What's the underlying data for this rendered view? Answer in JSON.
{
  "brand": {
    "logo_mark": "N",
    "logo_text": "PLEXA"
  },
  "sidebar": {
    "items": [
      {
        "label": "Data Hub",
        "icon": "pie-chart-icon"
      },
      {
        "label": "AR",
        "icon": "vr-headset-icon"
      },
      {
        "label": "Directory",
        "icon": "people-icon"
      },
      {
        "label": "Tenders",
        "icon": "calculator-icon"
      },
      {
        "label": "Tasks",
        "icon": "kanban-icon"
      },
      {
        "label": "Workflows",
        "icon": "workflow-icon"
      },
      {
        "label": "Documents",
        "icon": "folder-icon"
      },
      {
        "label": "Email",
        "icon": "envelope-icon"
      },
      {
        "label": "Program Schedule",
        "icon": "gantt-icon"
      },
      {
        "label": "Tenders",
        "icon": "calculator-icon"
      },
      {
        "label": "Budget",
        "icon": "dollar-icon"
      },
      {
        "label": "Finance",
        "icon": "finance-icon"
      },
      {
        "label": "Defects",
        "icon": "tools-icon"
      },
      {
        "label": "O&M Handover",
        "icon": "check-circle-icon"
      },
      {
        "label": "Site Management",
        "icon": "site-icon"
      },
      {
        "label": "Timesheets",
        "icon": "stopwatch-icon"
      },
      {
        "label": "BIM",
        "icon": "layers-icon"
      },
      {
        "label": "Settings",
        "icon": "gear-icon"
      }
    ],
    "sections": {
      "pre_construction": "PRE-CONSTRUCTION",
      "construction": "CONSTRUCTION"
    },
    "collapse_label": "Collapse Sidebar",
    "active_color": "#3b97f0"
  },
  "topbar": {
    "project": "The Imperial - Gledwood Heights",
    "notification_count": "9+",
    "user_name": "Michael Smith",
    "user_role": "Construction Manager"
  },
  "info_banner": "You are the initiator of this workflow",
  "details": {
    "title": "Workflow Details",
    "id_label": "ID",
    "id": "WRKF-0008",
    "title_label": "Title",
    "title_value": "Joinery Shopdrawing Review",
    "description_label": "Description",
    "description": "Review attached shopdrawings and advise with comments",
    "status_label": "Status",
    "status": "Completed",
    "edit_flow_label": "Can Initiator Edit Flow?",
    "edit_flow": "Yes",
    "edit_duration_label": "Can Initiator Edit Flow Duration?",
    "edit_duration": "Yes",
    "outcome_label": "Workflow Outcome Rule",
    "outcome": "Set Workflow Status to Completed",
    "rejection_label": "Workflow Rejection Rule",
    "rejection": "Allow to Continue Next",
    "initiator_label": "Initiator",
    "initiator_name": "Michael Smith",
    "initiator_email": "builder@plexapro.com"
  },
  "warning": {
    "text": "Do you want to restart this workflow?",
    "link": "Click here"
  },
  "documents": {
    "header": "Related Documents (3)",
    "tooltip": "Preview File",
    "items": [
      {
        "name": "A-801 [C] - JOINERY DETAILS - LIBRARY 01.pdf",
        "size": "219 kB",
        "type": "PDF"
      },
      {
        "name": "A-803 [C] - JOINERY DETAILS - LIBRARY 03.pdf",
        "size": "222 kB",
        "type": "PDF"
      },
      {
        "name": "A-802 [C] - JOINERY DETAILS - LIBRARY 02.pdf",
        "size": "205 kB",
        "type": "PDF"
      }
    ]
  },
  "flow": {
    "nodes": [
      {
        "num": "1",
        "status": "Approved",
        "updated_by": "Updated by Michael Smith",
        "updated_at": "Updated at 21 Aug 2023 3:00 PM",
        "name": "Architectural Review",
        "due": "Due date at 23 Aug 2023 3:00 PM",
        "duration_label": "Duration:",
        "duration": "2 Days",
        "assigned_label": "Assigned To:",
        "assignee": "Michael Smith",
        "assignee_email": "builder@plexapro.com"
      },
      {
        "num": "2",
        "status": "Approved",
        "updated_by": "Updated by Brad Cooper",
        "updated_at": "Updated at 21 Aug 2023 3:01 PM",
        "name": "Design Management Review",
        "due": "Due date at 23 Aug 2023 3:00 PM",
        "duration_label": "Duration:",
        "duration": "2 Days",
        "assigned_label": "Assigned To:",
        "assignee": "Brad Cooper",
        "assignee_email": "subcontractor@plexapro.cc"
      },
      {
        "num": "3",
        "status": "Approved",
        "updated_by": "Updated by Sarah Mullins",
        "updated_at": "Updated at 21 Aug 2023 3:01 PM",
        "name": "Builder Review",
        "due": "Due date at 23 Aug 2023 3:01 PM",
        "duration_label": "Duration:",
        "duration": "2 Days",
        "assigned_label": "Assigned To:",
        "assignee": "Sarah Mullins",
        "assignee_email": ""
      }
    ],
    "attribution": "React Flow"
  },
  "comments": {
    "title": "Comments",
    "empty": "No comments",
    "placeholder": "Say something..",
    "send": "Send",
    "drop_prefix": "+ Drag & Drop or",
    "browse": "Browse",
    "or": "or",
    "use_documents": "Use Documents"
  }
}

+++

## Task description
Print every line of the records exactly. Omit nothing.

## Solution to this problem
What's the underlying data for this rendered view? Answer in JSON.
{
  "brand": {
    "logo_mark": "N",
    "logo_text": "PLEXA"
  },
  "sidebar": {
    "items": [
      {
        "label": "Data Hub",
        "icon": "pie-chart-icon"
      },
      {
        "label": "AR",
        "icon": "vr-headset-icon"
      },
      {
        "label": "Directory",
        "icon": "people-icon"
      },
      {
        "label": "Tenders",
        "icon": "calculator-icon"
      },
      {
        "label": "Tasks",
        "icon": "kanban-icon"
      },
      {
        "label": "Workflows",
        "icon": "workflow-icon"
      },
      {
        "label": "Documents",
        "icon": "folder-icon"
      },
      {
        "label": "Email",
        "icon": "envelope-icon"
      },
      {
        "label": "Program Schedule",
        "icon": "gantt-icon"
      },
      {
        "label": "Tenders",
        "icon": "calculator-icon"
      },
      {
        "label": "Budget",
        "icon": "dollar-icon"
      },
      {
        "label": "Finance",
        "icon": "finance-icon"
      },
      {
        "label": "Defects",
        "icon": "tools-icon"
      },
      {
        "label": "O&M Handover",
        "icon": "check-circle-icon"
      },
      {
        "label": "Site Management",
        "icon": "site-icon"
      },
      {
        "label": "Timesheets",
        "icon": "stopwatch-icon"
      },
      {
        "label": "BIM",
        "icon": "layers-icon"
      },
      {
        "label": "Settings",
        "icon": "gear-icon"
      }
    ],
    "sections": {
      "pre_construction": "PRE-CONSTRUCTION",
      "construction": "CONSTRUCTION"
    },
    "collapse_label": "Collapse Sidebar",
    "active_color": "#3b97f0"
  },
  "topbar": {
    "project": "The Imperial - Gledwood Heights",
    "notification_count": "9+",
    "user_name": "Michael Smith",
    "user_role": "Construction Manager"
  },
  "info_banner": "You are the initiator of this workflow",
  "details": {
    "title": "Workflow Details",
    "id_label": "ID",
    "id": "WRKF-0008",
    "title_label": "Title",
    "title_value": "Joinery Shopdrawing Review",
    "description_label": "Description",
    "description": "Review attached shopdrawings and advise with comments",
    "status_label": "Status",
    "status": "Completed",
    "edit_flow_label": "Can Initiator Edit Flow?",
    "edit_flow": "Yes",
    "edit_duration_label": "Can Initiator Edit Flow Duration?",
    "edit_duration": "Yes",
    "outcome_label": "Workflow Outcome Rule",
    "outcome": "Set Workflow Status to Completed",
    "rejection_label": "Workflow Rejection Rule",
    "rejection": "Allow to Continue Next",
    "initiator_label": "Initiator",
    "initiator_name": "Michael Smith",
    "initiator_email": "builder@plexapro.com"
  },
  "warning": {
    "text": "Do you want to restart this workflow?",
    "link": "Click here"
  },
  "documents": {
    "header": "Related Documents (3)",
    "tooltip": "Preview File",
    "items": [
      {
        "name": "A-801 [C] - JOINERY DETAILS - LIBRARY 01.pdf",
        "size": "219 kB",
        "type": "PDF"
      },
      {
        "name": "A-803 [C] - JOINERY DETAILS - LIBRARY 03.pdf",
        "size": "222 kB",
        "type": "PDF"
      },
      {
        "name": "A-802 [C] - JOINERY DETAILS - LIBRARY 02.pdf",
        "size": "205 kB",
        "type": "PDF"
      }
    ]
  },
  "flow": {
    "nodes": [
      {
        "num": "1",
        "status": "Approved",
        "updated_by": "Updated by Michael Smith",
        "updated_at": "Updated at 21 Aug 2023 3:00 PM",
        "name": "Architectural Review",
        "due": "Due date at 23 Aug 2023 3:00 PM",
        "duration_label": "Duration:",
        "duration": "2 Days",
        "assigned_label": "Assigned To:",
        "assignee": "Michael Smith",
        "assignee_email": "builder@plexapro.com"
      },
      {
        "num": "2",
        "status": "Approved",
        "updated_by": "Updated by Brad Cooper",
        "updated_at": "Updated at 21 Aug 2023 3:01 PM",
        "name": "Design Management Review",
        "due": "Due date at 23 Aug 2023 3:00 PM",
        "duration_label": "Duration:",
        "duration": "2 Days",
        "assigned_label": "Assigned To:",
        "assignee": "Brad Cooper",
        "assignee_email": "subcontractor@plexapro.cc"
      },
      {
        "num": "3",
        "status": "Approved",
        "updated_by": "Updated by Sarah Mullins",
        "updated_at": "Updated at 21 Aug 2023 3:01 PM",
        "name": "Builder Review",
        "due": "Due date at 23 Aug 2023 3:01 PM",
        "duration_label": "Duration:",
        "duration": "2 Days",
        "assigned_label": "Assigned To:",
        "assignee": "Sarah Mullins",
        "assignee_email": ""
      }
    ],
    "attribution": "React Flow"
  },
  "comments": {
    "title": "Comments",
    "empty": "No comments",
    "placeholder": "Say something..",
    "send": "Send",
    "drop_prefix": "+ Drag & Drop or",
    "browse": "Browse",
    "or": "or",
    "use_documents": "Use Documents"
  }
}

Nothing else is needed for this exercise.